Mackenzie Valley Area

Geologically this area ranges from the Canadian Shield on its eastern margin through younger Paleozoic and Mesozoic sedimentary formations in sequence to the west. Great Bear Lake (31,328 km2) and Great Slave Lake (28,568 km2) lie along the contact line of the Shield, which here often exceeds 300 m of relief. This vegetation division corresponds to a cultural division of the area’s Indigenous peoples, with the Inuit occupying the Arctic and the Dene, the Subarctic. The greater economic development and larger population of the subarctic Mackenzie Valley also sets it apart from the arctic mainland. Much of the Mackenzie Valley area consists of the narrowing northward extent of the level continental Interior Plains. There are occasional level-bedded hill areas a few hundred metres above the general surface. In the west it rises abruptly into the mountainous terrain of the rugged Cordillera region with peaks of over 2,700 m. The area is integrated by the Mackenzie River and its tributaries, whose total drainage area (1.8 million km2) and system length (4,241 km) are the largest and longest in Canada.

Only the northernmost part of the area falls within the continuous permafrost zone, unlike the other two regions of the Northwest Territories. Almost the entire territory falls within the discontinuous zone where permafrost is widespread if not universal.

The upper Mackenzie Valley lies within the boreal forest transitional zone, where spruce and larch are common. The lower Mackenzie Valley is within the Northern boreal woodland area, which has a great number of tree species including white birch, jack pine, balsam fir and trembling aspen. Extensive areas of poor drainage occur, especially on the plains, as a result of permafrost and continental glaciation. These result in string bogs and muskeg.

Temperature ranges are greater in the Mackenzie Valley than in the other two regions. At Fort Good Hope, for example, the average daily high is -25°C in January and 21°C in July.
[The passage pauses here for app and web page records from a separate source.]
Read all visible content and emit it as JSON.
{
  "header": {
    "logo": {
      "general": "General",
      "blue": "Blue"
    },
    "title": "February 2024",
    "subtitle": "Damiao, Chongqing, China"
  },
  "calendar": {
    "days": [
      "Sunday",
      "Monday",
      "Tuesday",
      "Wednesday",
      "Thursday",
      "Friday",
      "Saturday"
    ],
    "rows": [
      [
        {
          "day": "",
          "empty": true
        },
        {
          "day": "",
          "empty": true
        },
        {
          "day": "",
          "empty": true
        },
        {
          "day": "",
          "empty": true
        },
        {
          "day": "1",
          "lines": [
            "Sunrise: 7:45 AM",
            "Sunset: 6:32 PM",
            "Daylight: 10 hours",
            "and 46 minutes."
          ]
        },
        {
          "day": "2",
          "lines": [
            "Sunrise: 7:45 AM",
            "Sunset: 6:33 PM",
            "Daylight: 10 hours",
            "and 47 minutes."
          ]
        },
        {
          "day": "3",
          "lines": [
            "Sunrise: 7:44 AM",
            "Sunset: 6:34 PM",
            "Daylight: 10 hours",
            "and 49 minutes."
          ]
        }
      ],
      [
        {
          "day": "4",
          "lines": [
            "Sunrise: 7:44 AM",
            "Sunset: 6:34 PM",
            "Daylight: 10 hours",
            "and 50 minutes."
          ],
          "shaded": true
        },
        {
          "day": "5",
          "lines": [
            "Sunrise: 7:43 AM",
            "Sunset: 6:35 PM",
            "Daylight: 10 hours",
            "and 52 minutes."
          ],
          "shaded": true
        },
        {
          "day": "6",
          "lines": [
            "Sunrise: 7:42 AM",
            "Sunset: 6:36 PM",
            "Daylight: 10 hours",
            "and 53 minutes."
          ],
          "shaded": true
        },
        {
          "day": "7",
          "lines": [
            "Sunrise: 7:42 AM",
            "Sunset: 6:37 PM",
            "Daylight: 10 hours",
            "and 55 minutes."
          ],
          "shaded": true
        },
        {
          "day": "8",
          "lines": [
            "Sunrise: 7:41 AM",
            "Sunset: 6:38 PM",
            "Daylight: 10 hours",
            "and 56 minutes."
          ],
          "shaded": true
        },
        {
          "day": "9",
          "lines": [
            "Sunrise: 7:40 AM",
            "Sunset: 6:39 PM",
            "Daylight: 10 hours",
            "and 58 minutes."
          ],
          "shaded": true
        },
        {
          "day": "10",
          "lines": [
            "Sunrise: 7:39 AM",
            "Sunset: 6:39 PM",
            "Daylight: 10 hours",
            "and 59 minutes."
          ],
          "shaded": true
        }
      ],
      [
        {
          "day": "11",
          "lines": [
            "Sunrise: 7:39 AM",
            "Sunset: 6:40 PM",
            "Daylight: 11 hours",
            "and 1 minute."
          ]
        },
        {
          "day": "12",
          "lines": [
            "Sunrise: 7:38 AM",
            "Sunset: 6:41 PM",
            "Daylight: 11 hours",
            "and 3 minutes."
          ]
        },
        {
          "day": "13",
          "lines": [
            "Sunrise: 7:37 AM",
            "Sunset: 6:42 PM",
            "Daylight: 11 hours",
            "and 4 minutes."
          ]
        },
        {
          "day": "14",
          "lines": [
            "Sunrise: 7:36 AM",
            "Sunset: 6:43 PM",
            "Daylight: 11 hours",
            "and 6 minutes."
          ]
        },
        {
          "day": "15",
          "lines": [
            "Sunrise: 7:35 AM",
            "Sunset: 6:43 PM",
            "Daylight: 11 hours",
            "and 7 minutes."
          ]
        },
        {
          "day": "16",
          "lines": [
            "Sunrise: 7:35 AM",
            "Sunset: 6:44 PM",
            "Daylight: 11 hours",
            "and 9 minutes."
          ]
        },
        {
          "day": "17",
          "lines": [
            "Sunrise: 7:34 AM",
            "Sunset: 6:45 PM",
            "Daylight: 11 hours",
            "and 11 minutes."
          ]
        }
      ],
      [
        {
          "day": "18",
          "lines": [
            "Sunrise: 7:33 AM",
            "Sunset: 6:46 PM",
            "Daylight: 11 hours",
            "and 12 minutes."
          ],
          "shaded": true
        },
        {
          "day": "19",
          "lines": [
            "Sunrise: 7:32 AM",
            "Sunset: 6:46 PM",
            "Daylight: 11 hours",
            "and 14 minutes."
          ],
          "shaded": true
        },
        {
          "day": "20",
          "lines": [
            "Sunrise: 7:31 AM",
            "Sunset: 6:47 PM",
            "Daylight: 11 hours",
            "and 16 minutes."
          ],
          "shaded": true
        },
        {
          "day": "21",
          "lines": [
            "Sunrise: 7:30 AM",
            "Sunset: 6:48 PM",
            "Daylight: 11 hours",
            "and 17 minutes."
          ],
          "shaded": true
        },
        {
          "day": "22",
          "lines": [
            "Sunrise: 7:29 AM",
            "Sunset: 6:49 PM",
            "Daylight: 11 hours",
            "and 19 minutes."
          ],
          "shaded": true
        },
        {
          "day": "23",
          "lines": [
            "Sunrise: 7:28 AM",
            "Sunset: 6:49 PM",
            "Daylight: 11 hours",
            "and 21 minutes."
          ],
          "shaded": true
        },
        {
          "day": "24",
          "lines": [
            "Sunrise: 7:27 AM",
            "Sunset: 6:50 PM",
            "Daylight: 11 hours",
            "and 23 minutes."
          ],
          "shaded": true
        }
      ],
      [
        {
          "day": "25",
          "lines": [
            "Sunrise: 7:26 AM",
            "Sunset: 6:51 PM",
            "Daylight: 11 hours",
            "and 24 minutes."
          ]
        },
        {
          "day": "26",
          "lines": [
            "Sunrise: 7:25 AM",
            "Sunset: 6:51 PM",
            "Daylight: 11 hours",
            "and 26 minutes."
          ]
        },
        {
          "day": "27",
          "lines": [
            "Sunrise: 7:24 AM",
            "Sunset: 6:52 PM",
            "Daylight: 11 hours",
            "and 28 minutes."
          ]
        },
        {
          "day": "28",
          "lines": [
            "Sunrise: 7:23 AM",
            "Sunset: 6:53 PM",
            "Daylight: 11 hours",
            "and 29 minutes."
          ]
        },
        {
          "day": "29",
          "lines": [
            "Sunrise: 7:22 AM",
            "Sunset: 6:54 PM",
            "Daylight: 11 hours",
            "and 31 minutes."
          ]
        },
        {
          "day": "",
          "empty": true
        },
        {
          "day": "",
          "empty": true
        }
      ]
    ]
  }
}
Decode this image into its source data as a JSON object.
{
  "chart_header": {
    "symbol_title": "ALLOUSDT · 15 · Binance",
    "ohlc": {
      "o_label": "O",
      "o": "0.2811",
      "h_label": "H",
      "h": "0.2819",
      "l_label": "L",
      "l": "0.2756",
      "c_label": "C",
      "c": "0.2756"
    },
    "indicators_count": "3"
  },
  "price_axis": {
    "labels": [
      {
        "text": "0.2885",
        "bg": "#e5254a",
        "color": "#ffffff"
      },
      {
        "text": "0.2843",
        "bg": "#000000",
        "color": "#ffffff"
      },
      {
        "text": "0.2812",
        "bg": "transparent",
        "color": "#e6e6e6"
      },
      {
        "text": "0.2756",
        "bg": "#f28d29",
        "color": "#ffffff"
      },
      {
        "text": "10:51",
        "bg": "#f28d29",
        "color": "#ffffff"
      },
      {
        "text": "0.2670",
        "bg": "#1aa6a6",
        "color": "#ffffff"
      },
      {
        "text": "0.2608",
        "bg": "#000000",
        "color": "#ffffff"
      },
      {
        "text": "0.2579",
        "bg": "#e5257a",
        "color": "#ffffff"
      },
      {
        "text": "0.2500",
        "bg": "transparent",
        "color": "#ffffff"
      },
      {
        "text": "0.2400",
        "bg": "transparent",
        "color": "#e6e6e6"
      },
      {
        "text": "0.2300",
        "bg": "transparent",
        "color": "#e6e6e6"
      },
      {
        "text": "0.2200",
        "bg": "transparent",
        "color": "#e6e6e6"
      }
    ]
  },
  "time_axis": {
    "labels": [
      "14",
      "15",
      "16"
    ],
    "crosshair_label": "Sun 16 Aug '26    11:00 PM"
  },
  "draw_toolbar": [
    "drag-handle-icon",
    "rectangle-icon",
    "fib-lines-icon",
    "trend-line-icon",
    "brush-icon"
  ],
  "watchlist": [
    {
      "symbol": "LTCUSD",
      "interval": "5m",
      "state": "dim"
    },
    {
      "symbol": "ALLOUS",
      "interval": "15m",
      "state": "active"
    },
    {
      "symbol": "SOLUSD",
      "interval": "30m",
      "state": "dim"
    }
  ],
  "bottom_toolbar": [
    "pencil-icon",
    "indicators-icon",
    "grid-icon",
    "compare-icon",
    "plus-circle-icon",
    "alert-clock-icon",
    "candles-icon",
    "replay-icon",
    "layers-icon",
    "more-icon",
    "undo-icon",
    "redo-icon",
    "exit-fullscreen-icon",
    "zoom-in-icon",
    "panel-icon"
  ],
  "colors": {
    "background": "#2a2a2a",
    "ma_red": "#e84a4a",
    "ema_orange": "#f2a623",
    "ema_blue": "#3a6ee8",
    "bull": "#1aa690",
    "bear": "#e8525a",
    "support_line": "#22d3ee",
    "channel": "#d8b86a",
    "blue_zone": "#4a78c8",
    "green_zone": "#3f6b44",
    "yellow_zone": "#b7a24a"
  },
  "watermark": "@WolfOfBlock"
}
Precipitation, including snowfall, is significantly higher than for most of the Arctic.

Wood Buffalo National Park, straddling the Alberta boundary, is Canada's largest national park (44,802 km2). It was established in 1922 to protect the only herd of wood bison in their wild state, and also contains several thousand plains bison and the summer nesting grounds of the nearly extinct whooping crane.